India could have 2.87 lakh Covid-19 cases per day by 2021 winter if no cure found: MIT study
In the absence of an effective vaccine and improved health infrastructure across states, India could record about 2.87 lakh projected cases of coronavirus per day by the end of winter 2021, according to a study by scientists and researchers from the Massachusetts Institute of Technology (MIT).
MIT professors Hazhir Rahmandad and John Sterman, and PhD candidate Tse Yang Lim, indicated that the top ten countries by projected daily infection rates at the end of winter 2021 are India with 2.87 lakh infections per day, followed by the United States, South Africa, Iran, Indonesia, the UK, Nigeria, Turkey, France, and Germany.
The study used data from about 84 countries spanning an estimated 4.75 billion people. With the help of the global data, the researchers developed a dynamic epidemiological model for projected coronavirus infections. Aggressive testing by nations and reductions in contacts in response to risk perception will significantly reduce future Covid-19 cases while laxer response, negligence and normalisation of risks can lead to outbreaks which could overwhelm existing health infrastructure of countries.
Adding a note of caution, the researchers said that the projections for the spread of the disease are very sensitive to assumed testing of samples, behavioural, and policy responses, and they should be interpreted as indicators of potential risk and not a precise forecast of future cases in several countries.
Projections under three scenarios were taken into account as part of the study:
1. Using the current country-specific testing rates and response functions moving forward

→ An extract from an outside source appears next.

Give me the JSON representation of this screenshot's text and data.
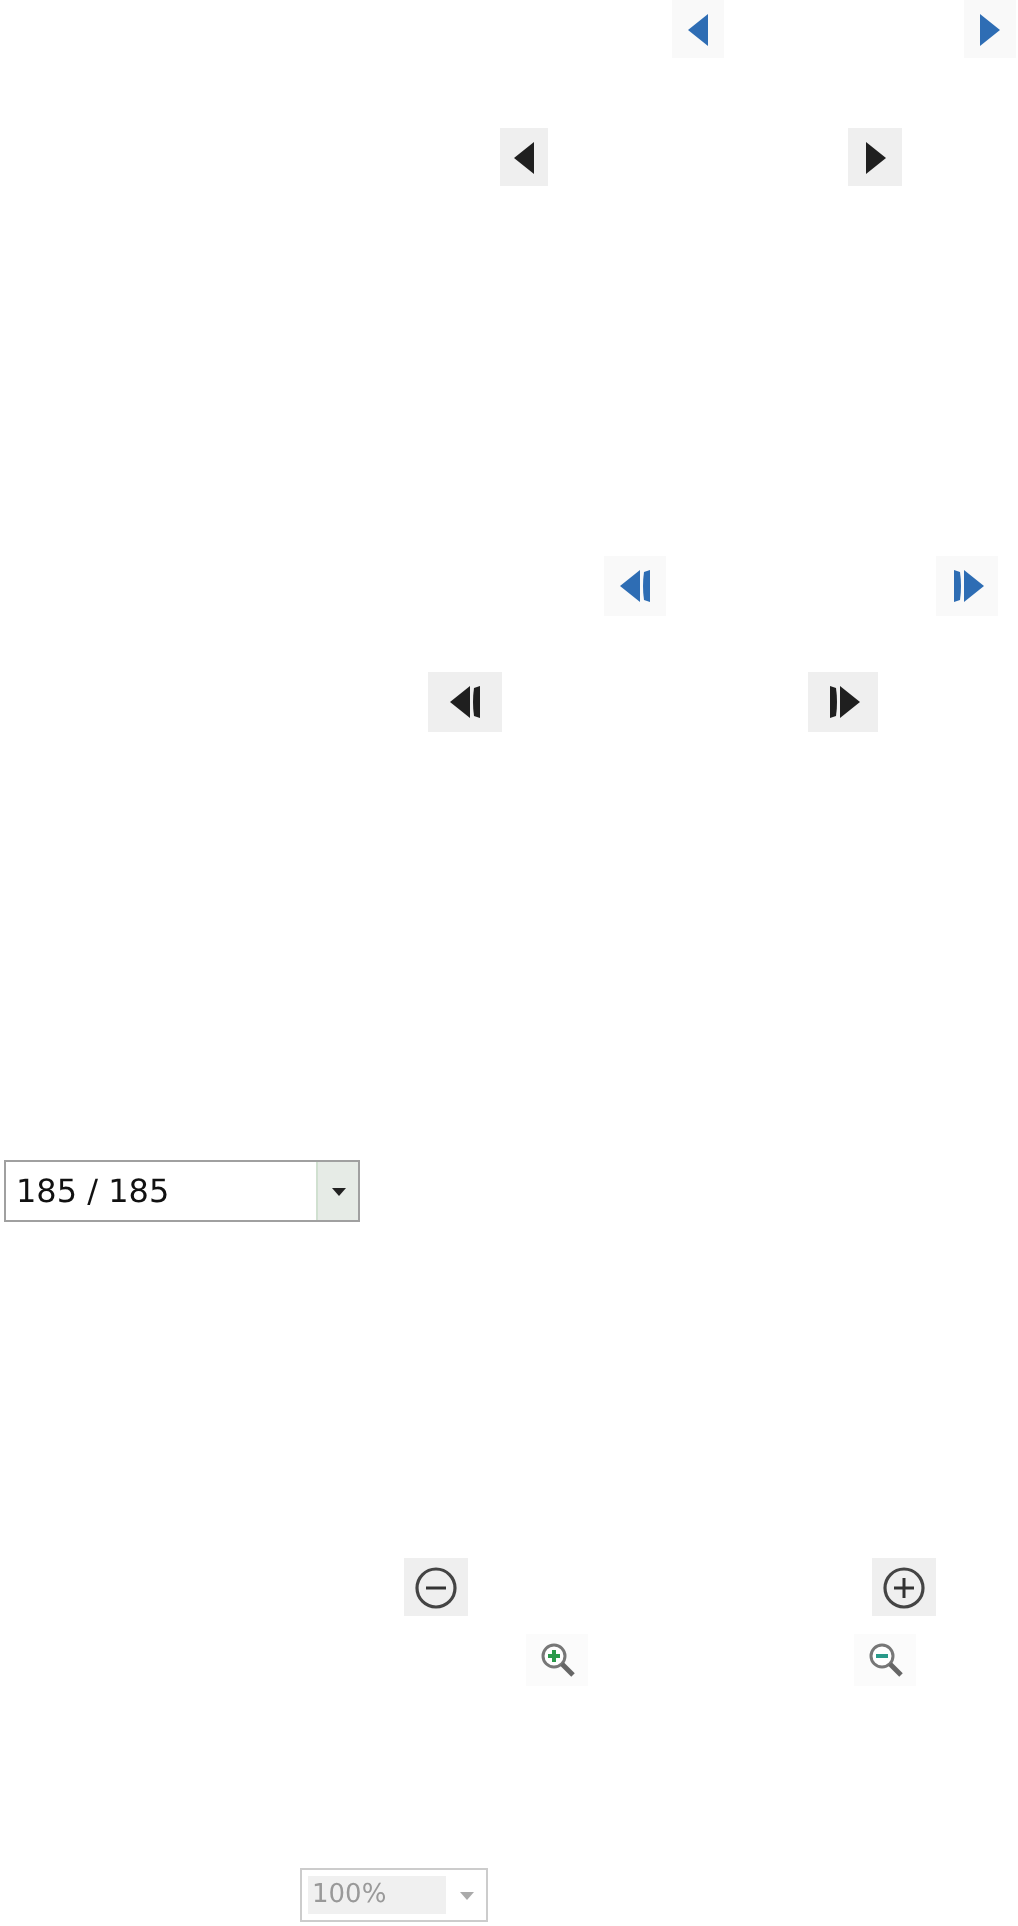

2. If enhanced testing -- of 0.1 per cent a day -- is adopted on July 1.
3. If sensitivity of contact rate to perceived risk is set to 8, leaving testing at current levels.
The first two scenarios project a very large burden of new coronavirus cases by the latter half of 2020, with hundreds of millions of cases concentrated in a few countries estimated to have insufficient responses given the high risks, primarily India, but also Bangladesh, Pakistan, and the United States.
“Our model simulates the progression and spread of Covid-19, including how people interact, how many get sick, how many get tested, how many are hospitalized, how many die -- and how people change their behaviour in response to the risk they perceive,” Rahmandad, one of the researchers said.
“We then use a wide range of data to estimate the parameters of the model -- say, what fraction of infections are asymptomatic, and how contagious the virus is -- to give the best match to the real world data,” they said.
On the flip side, the magnitude of the Covid-19 pandemic is widely underreported, the researchers have warned. The authors also cautioned that despite the increasing numbers no country is remotely close to establishing herd immunity to combat the virus.